--- SOURCE MATERIAL Enclosed Below ---

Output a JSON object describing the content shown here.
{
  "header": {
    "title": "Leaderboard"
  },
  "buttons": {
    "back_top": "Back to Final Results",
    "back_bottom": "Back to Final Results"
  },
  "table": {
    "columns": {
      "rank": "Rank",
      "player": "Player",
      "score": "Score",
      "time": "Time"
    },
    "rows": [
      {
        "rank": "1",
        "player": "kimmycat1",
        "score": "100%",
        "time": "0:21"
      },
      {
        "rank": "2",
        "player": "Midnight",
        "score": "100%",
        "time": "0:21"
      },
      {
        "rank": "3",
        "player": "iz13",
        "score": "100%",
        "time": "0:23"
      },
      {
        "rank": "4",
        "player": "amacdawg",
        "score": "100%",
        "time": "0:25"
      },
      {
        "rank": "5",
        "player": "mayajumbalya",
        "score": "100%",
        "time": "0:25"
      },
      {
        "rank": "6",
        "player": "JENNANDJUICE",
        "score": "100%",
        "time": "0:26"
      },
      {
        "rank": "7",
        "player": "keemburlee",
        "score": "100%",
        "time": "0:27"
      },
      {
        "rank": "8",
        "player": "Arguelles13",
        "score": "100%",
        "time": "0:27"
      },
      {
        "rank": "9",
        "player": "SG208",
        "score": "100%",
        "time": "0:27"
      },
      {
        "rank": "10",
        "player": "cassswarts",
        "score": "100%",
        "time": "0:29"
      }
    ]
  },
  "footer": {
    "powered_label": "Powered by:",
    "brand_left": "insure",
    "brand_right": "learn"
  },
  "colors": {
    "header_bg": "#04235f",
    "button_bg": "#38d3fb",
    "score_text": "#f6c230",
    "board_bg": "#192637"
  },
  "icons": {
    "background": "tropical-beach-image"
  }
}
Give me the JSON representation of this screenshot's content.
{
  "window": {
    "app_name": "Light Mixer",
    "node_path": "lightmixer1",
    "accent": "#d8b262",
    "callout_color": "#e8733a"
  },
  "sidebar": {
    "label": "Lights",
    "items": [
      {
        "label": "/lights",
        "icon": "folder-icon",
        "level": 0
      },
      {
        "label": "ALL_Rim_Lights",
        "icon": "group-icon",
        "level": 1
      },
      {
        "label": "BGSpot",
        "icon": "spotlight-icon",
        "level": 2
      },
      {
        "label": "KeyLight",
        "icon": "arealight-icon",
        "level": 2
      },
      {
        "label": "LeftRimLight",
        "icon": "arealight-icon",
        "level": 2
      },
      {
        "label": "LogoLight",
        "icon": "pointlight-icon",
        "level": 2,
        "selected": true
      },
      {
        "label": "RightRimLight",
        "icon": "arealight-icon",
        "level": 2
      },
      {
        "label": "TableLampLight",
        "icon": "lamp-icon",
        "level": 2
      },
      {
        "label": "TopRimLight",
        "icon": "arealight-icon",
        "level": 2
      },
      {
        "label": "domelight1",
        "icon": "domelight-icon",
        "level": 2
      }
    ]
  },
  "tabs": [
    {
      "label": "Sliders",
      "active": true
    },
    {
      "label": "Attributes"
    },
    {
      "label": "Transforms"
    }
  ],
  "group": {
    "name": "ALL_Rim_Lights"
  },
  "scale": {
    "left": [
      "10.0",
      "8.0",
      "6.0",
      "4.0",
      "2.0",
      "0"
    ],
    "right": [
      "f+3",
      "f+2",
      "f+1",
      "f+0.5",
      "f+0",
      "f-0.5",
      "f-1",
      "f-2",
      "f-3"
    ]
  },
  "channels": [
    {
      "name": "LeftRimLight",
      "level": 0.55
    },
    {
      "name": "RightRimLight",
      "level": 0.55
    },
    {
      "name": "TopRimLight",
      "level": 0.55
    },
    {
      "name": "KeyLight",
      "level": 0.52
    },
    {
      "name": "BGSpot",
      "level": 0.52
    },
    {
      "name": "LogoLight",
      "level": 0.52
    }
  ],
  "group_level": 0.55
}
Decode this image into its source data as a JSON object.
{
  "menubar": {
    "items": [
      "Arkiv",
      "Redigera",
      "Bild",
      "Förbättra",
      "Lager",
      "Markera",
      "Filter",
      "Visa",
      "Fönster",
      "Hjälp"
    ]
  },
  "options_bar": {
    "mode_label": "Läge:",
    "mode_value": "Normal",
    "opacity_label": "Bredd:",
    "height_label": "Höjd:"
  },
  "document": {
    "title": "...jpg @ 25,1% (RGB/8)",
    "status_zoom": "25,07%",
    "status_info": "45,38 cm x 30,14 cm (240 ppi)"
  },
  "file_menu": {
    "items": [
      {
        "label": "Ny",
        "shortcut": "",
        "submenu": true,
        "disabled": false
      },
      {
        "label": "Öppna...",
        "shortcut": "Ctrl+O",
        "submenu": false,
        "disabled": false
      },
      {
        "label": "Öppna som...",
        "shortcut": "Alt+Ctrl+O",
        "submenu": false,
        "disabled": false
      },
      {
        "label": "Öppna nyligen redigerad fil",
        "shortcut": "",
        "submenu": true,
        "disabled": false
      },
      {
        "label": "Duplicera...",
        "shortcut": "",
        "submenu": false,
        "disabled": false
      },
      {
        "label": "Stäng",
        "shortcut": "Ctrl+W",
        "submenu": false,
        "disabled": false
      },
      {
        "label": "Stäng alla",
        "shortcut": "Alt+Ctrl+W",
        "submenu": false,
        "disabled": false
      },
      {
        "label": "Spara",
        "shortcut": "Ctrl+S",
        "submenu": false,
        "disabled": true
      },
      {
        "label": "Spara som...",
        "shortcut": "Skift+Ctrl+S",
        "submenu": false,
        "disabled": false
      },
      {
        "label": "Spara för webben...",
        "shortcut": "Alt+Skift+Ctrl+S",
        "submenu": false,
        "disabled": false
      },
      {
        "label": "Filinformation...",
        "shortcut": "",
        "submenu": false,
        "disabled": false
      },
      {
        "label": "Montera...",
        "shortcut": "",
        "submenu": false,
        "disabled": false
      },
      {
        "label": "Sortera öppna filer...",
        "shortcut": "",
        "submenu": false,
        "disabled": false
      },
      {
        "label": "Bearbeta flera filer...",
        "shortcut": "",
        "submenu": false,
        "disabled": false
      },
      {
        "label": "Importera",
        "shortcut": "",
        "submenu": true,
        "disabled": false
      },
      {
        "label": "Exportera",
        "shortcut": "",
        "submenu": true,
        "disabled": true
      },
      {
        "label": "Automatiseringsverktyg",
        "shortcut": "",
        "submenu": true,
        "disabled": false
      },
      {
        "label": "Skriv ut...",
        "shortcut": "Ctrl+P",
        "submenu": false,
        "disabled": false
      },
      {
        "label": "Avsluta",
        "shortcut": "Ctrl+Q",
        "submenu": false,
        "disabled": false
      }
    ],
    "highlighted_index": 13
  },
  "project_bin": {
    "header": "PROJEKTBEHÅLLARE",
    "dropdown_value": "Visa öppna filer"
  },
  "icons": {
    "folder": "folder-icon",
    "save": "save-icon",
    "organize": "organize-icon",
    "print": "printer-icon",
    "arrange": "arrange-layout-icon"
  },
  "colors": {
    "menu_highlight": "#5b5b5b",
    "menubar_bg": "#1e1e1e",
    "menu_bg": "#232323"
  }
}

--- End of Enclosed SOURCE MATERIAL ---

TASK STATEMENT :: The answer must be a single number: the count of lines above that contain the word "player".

RESPONSE FOR THIS EXERCISE :: 11